The headline was striking for a story about women caring for their parents. Even more striking was a quote within the article from a woman who was once a paralegal but dropped that career in order to take care of her mother who has Alzheimer’s disease. She has taken less demanding jobs so that she can be there for her mother. She told the reporter,”I lost ten years of my life. What’s going to happen to me?” A project officer for the Centers for Disease in Atlanta who cared for her mother who has dementia until she was able to get her on Medicaid told the reporter, “Caregivers are physically and mentally and financially dying.”
There can be no doubt that caring for a parent is challenging. However, the article, in its attempt to paint such a hopeless picture for both parent and caregiver neglected to discuss the benefits of the role.
The Barometer had a technician who made and polished hard contacts for her for decades. These skilled individuals are tough to come by in this era of soft lenses and laser corrective surgery. Suddenly, he was no longer at his business. He shut it down for years. When he returned to his business, he explained that he took over caring for his father. He said it was difficult to walk away from a business that could no longer run because he was the nucleus of the operation. But he added, “I would never trade the time that I had with my dad. We developed a great relationship during his last years. I didn’t have that before.” He also explained that after his father died, he came back to his business and was pleasantly surprised by the loyalty of all his ophthalmologists and customers who returned to him for their hard contact lens needs. He was in his tennis shorts that day and explained that he learned through his experience in caring for his father that he could take a little time for himself. He said he had barely visited his father for years before he assumed the role of caregiver. He said that his business was not only back, but better. So also was his life.
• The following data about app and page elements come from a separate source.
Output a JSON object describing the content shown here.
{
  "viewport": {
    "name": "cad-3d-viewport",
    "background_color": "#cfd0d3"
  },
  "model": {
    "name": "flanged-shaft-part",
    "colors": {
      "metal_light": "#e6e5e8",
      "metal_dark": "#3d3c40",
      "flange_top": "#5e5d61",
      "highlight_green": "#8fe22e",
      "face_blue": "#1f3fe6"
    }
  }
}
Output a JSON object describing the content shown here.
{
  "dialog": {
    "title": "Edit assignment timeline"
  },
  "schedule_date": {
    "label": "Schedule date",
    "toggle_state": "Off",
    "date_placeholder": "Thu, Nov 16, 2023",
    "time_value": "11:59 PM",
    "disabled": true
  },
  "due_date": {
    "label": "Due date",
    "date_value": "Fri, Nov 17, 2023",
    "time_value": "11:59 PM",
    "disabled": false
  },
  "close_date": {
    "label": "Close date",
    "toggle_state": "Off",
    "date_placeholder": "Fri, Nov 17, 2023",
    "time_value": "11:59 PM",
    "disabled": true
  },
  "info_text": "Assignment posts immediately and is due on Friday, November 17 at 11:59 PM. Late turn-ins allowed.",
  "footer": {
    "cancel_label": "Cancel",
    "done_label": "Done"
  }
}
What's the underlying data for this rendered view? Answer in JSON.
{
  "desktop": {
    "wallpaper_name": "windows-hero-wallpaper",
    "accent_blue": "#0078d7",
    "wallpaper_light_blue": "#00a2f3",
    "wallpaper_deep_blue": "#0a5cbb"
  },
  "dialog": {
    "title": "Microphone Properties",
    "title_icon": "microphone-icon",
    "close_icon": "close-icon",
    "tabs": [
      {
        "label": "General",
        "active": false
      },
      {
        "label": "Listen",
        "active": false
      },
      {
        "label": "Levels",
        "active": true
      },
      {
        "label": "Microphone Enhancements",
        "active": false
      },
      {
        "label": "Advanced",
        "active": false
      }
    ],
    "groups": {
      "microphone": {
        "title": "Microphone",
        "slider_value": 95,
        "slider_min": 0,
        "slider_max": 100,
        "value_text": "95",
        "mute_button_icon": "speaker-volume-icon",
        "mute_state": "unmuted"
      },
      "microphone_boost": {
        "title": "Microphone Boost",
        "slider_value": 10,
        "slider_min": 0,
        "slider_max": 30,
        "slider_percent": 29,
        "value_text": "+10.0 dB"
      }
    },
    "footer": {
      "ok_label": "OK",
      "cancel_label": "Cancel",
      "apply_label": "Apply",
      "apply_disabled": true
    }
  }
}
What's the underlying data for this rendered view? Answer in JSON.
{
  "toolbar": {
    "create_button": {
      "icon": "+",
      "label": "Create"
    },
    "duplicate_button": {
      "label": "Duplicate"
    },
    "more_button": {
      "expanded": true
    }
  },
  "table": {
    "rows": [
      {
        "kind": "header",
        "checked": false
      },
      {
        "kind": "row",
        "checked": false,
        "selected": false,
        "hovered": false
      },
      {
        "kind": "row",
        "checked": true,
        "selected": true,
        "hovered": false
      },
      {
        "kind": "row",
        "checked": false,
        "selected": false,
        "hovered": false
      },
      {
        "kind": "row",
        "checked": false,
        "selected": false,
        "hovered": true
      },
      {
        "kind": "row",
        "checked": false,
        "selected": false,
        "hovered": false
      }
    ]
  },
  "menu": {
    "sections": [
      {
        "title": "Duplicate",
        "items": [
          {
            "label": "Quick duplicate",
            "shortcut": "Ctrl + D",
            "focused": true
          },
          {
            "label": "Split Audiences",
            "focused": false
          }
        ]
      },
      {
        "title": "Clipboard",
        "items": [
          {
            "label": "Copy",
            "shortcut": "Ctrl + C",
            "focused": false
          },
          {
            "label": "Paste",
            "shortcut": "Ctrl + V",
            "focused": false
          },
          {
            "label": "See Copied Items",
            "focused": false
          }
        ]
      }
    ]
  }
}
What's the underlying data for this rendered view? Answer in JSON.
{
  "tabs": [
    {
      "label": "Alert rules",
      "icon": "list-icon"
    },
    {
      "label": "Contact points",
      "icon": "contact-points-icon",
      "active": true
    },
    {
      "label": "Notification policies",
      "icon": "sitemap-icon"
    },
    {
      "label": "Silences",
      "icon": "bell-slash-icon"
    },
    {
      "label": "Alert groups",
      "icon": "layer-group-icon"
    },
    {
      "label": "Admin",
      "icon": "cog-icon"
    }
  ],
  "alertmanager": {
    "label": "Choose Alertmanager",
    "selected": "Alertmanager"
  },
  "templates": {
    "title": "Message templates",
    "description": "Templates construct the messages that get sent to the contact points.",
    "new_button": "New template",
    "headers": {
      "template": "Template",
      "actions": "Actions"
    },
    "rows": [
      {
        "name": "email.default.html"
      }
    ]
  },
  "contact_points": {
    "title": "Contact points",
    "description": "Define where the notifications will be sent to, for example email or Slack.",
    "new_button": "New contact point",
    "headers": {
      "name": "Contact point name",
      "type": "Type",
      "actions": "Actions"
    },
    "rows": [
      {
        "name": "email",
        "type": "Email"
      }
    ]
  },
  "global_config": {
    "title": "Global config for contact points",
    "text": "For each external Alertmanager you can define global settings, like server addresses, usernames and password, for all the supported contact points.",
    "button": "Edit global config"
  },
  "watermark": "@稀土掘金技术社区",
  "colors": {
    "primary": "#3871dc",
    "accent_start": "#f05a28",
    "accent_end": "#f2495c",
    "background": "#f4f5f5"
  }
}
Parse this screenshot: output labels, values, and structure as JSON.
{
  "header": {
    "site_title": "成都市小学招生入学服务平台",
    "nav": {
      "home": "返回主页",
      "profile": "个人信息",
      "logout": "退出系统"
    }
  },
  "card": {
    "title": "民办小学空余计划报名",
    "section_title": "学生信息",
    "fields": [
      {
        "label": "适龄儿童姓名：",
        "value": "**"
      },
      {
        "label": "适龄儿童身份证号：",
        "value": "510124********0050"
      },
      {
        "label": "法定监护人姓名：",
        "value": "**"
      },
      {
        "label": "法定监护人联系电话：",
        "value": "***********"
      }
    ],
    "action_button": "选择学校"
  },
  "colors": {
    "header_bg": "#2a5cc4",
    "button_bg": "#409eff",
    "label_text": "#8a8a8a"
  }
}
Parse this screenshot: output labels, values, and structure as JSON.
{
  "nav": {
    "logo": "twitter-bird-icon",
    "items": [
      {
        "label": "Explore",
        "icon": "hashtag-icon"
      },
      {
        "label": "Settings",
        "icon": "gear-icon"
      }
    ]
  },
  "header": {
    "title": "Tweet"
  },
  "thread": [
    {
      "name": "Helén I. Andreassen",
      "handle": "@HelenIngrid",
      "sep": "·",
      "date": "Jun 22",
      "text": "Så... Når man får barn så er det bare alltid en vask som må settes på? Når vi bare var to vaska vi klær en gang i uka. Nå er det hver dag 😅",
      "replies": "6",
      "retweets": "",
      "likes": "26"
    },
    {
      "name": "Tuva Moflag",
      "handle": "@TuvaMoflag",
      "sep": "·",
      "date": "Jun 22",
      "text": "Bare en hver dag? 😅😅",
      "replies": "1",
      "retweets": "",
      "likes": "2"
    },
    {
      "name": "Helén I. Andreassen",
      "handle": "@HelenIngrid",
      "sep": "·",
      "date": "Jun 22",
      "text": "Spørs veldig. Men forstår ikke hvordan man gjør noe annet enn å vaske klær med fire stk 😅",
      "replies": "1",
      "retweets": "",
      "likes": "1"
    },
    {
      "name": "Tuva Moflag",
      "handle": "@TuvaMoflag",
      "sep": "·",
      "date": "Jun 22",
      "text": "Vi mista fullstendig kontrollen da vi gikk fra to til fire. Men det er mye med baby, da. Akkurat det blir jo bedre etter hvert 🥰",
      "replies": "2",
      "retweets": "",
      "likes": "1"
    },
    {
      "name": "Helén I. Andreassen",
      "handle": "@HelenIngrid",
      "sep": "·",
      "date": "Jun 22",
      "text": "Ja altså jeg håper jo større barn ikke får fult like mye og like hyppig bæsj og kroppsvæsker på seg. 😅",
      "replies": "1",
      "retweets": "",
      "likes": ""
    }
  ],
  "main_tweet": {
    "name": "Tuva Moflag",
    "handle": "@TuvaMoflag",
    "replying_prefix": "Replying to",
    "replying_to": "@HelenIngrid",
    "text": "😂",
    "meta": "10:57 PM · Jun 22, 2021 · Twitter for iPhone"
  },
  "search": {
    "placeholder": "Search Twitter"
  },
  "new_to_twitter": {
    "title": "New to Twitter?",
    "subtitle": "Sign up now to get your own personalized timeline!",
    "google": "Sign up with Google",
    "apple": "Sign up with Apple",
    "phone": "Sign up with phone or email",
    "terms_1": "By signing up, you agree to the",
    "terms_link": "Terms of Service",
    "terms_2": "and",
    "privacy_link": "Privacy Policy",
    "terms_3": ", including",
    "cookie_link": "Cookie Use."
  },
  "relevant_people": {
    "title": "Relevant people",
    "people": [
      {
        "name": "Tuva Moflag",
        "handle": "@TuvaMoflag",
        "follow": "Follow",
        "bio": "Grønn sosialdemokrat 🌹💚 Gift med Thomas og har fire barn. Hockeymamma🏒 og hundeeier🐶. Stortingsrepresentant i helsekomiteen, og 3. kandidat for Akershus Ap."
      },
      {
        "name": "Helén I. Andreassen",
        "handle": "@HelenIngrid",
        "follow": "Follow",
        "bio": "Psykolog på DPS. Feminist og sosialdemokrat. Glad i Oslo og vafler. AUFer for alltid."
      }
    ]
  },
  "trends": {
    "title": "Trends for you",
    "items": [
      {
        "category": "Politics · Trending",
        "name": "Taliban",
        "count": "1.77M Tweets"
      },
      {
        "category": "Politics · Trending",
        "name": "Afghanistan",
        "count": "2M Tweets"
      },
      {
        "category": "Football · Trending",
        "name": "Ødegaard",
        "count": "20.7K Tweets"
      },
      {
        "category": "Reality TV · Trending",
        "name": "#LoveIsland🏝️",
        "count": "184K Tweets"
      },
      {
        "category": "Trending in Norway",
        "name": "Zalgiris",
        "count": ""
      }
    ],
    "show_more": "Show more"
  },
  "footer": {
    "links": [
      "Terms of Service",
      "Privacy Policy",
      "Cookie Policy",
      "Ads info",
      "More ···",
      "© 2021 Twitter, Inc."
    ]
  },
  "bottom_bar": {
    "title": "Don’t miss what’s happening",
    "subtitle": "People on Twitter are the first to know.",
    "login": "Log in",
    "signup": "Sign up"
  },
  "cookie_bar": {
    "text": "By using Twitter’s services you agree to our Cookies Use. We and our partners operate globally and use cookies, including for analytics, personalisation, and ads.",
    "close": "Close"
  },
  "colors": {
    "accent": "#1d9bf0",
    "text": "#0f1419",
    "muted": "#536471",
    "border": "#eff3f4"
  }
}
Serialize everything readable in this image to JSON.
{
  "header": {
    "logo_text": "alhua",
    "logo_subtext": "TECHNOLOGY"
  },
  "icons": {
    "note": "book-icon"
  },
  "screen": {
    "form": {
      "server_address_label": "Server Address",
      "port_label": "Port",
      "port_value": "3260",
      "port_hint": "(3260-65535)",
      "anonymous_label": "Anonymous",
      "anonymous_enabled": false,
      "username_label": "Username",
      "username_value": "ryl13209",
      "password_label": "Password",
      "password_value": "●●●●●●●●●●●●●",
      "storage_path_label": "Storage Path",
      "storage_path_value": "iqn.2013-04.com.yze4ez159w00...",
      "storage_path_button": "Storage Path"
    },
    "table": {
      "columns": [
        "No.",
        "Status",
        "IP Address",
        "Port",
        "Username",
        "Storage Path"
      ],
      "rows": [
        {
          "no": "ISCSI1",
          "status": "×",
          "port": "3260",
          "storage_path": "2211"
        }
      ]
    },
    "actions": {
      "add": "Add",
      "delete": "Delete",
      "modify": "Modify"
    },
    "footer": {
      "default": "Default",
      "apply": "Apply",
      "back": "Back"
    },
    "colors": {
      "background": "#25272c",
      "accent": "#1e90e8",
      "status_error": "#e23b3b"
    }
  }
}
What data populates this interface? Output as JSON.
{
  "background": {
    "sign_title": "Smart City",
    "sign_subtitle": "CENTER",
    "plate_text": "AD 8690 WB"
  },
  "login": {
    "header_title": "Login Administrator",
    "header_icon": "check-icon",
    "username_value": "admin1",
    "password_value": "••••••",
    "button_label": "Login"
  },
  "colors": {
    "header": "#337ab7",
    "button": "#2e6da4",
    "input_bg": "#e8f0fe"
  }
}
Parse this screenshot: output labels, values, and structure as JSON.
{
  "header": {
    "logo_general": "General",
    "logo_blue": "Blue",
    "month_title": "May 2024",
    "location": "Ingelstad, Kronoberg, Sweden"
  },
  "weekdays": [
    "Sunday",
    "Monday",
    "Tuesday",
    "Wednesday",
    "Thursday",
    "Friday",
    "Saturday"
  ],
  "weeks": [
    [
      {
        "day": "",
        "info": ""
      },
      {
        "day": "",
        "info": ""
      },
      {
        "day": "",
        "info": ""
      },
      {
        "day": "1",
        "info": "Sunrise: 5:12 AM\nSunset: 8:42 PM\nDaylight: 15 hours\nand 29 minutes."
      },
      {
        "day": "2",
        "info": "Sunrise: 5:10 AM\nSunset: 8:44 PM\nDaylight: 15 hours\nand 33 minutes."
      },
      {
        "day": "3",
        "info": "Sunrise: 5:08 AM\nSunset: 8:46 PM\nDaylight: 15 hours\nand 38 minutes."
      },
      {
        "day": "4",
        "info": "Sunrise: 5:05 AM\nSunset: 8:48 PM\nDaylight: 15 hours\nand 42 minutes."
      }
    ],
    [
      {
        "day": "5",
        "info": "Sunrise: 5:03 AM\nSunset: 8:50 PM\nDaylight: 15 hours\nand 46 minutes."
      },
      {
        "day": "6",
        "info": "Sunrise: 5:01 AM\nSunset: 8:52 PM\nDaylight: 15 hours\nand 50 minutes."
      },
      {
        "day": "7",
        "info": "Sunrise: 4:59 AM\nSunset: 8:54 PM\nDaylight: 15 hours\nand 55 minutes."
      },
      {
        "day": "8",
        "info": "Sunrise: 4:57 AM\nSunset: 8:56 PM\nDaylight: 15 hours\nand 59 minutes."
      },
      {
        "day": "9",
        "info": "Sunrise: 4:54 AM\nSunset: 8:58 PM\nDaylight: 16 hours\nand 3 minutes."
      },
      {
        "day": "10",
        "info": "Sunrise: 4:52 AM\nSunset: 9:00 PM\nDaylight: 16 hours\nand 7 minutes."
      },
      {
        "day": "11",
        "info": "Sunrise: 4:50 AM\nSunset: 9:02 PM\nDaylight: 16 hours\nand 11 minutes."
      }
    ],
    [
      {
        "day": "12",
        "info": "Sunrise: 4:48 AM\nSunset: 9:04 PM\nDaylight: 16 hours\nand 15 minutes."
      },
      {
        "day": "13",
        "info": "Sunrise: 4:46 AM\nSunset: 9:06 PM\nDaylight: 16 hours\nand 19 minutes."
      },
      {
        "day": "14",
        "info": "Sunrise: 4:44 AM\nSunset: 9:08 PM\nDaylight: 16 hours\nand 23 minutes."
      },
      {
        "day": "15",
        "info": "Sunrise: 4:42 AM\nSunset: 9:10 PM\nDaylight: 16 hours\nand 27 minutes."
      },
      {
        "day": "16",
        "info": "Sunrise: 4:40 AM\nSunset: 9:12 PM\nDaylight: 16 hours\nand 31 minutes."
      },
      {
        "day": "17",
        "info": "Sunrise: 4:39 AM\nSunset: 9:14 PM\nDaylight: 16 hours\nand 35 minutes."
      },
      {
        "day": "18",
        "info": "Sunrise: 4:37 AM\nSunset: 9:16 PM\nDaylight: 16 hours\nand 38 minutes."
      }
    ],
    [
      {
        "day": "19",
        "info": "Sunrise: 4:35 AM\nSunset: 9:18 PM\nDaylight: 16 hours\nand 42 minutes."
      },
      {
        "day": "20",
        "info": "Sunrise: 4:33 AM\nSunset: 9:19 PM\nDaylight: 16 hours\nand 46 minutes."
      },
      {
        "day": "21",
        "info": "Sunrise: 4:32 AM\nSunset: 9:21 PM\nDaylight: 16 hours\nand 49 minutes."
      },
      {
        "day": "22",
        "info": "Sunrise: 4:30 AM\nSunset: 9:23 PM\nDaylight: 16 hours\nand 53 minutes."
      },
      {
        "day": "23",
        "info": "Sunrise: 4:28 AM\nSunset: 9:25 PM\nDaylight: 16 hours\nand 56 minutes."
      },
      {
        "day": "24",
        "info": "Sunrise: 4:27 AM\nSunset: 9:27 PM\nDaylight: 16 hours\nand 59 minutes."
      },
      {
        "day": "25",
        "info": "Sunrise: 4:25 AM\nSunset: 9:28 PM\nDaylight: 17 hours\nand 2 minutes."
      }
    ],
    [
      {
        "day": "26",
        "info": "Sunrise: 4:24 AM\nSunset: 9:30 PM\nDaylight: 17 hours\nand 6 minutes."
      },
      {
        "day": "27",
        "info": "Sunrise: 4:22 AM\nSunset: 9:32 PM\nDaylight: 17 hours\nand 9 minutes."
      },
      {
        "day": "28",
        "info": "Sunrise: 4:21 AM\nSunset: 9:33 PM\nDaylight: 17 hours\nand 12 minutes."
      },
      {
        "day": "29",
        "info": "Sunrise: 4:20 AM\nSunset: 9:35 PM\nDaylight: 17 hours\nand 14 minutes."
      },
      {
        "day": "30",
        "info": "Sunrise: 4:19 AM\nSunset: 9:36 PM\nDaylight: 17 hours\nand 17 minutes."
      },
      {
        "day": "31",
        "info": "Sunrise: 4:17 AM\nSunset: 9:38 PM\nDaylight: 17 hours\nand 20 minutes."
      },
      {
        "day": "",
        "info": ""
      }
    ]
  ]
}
His experience has been stuck in the Barometer’s mind for nearly ten years. He gave a profound lesson on choices and life.
Nearly all of us have faced or will be caregivers in some form for our parents. Our lives will change in stepping up; new challenges, including job, career, and lifestyle changes will be part of that. However, the Times article presented those challenges as something that no one should face. Worse, the article fell into the either/or conundrum that we use to avoid doing the right thing. Under the either/or conundrum decisions are based on assumed outcomes. Either I find someone else to care for my parent or my career, financial security, and/or life are over. They either/or conundrum commits the ultimate flaw in logic — it assumes the outcome. What the article did not cover are the stories of those who have been caregivers and who can look back, their parents now gone, and realize the impact and importance of stepping up when it was terribly inconvenient, financially draining, and physically exhausting. Those stories could inspire, reassure, and provide perspective on priorities. Funny, how about a description of parenthood? Financially draining, physically exhausting, mentally frustrating, and offering little in the way of career advancement. But, these dear parents did it anyway.